#### Your instructions:
The data below is to be retyped exactly, line by line.

Website and app data records:
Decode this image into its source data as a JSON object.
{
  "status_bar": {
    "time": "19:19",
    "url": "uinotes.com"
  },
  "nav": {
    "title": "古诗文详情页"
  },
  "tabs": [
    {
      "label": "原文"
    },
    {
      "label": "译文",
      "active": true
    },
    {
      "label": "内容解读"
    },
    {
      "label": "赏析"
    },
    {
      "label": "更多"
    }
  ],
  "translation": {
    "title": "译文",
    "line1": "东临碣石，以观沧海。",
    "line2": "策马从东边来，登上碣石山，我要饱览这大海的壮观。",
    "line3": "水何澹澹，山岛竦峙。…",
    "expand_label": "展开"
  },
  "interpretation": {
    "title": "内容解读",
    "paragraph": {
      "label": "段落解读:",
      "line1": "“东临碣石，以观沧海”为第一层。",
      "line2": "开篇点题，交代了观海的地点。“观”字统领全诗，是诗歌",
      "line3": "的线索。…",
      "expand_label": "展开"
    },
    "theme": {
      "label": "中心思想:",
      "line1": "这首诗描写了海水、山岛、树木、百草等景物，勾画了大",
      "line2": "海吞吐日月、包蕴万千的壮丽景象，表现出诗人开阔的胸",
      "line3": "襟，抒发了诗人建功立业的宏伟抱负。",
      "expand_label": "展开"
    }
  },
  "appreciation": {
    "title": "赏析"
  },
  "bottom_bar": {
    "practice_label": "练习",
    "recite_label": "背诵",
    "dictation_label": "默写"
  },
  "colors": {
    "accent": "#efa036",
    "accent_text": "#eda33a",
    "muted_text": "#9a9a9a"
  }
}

#### Solution to this task:
Decode this image into its source data as a JSON object.
{
  "status_bar": {
    "time": "19:19",
    "url": "uinotes.com"
  },
  "nav": {
    "title": "古诗文详情页"
  },
  "tabs": [
    {
      "label": "原文"
    },
    {
      "label": "译文",
      "active": true
    },
    {
      "label": "内容解读"
    },
    {
      "label": "赏析"
    },
    {
      "label": "更多"
    }
  ],
  "translation": {
    "title": "译文",
    "line1": "东临碣石，以观沧海。",
    "line2": "策马从东边来，登上碣石山，我要饱览这大海的壮观。",
    "line3": "水何澹澹，山岛竦峙。…",
    "expand_label": "展开"
  },
  "interpretation": {
    "title": "内容解读",
    "paragraph": {
      "label": "段落解读:",
      "line1": "“东临碣石，以观沧海”为第一层。",
      "line2": "开篇点题，交代了观海的地点。“观”字统领全诗，是诗歌",
      "line3": "的线索。…",
      "expand_label": "展开"
    },
    "theme": {
      "label": "中心思想:",
      "line1": "这首诗描写了海水、山岛、树木、百草等景物，勾画了大",
      "line2": "海吞吐日月、包蕴万千的壮丽景象，表现出诗人开阔的胸",
      "line3": "襟，抒发了诗人建功立业的宏伟抱负。",
      "expand_label": "展开"
    }
  },
  "appreciation": {
    "title": "赏析"
  },
  "bottom_bar": {
    "practice_label": "练习",
    "recite_label": "背诵",
    "dictation_label": "默写"
  },
  "colors": {
    "accent": "#efa036",
    "accent_text": "#eda33a",
    "muted_text": "#9a9a9a"
  }
}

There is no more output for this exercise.